BUFFALO, N.Y. (WKBW) — Since the start of the pandemic, 36 million Americans have filed for unemployment. At least two million New Yorkers have collected $9.2 billion in unemployment benefits. But as reopening begins and more people go back to work, what happens to unemployment?
“New York as a state is not allowing businesses to reopen either in unsafe environments or with unsafe conditions,” New York State Labor Department Commissioner Roberta Reardon said on a press call last week. She continued, “Our unemployment system has guardrails in place to ensure those collecting unemployment benefits are doing so because of lack of work.”
In terms of reopening and unemployment benefits, there are three scenarios for New Yorkers.
To still qualify for unemployment benefits:
- A person can turn down a job for a “specific” COVID-19 health-related issue. This means if someone is high-risk and a doctor says it’s unsafe to return to work, they will most likely still be eligible to collect unemployment benefits.
- A person can turn down a job and still receive benefits for non-health related COVID-19 issues, such as being a child’s primary caretaker.
Not eligible for unemployment benefits:
- A person turning down a job because of any “generalized fear” of the virus or not liking the job.
7 Eyewitness News reporter Nikki DeMentri asked New York Lieutenant Governor Kathy Hochul on a Zoom press call Tuesday: “Some have reached out to us saying they’re fearful of going back to work. What’s your message to them as we begin Phase One today and hopefully Phase Two in two weeks?”
Hochul responded: “They should understand that today is not an arbitrary day. We didn’t make up these dates, we didn’t make up these metrics.” She continued, “People should realize that we’ve taken every measure necessary to protect public health and so they should feel secure.”

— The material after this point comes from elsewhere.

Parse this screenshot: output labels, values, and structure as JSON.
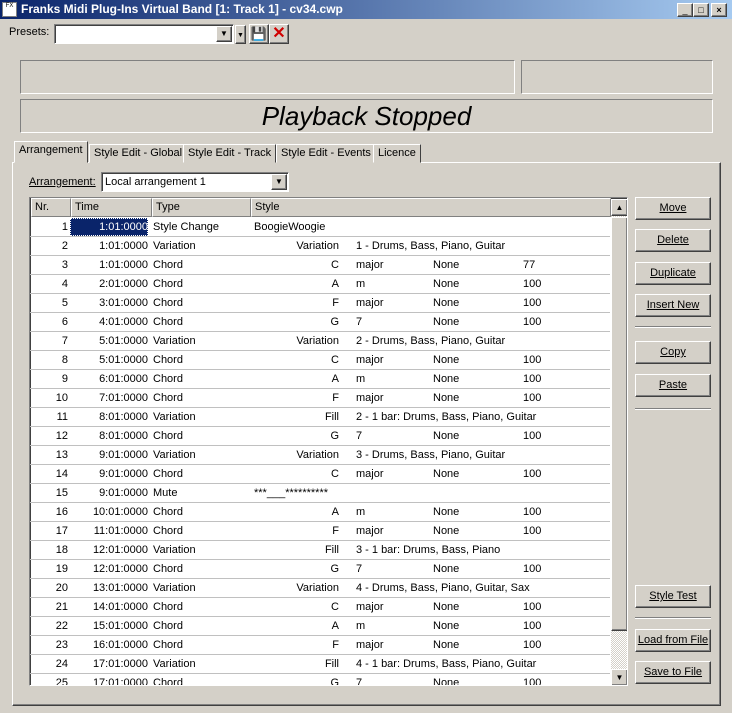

Any business reopening has to follow strict guidelines such as a plan for social distancing, ensuring the use masks and enacting disinfecting protocols. Businesses will also have to certify with the state that it will follow those standards.
Anyone who feels their employer is in violation is encouraged to report it to the local health department or the Department of Labor.
On a press call Monday, Commissioner Reardon said the department has looked into 20,000 complaints of unsafe work environments already across the state.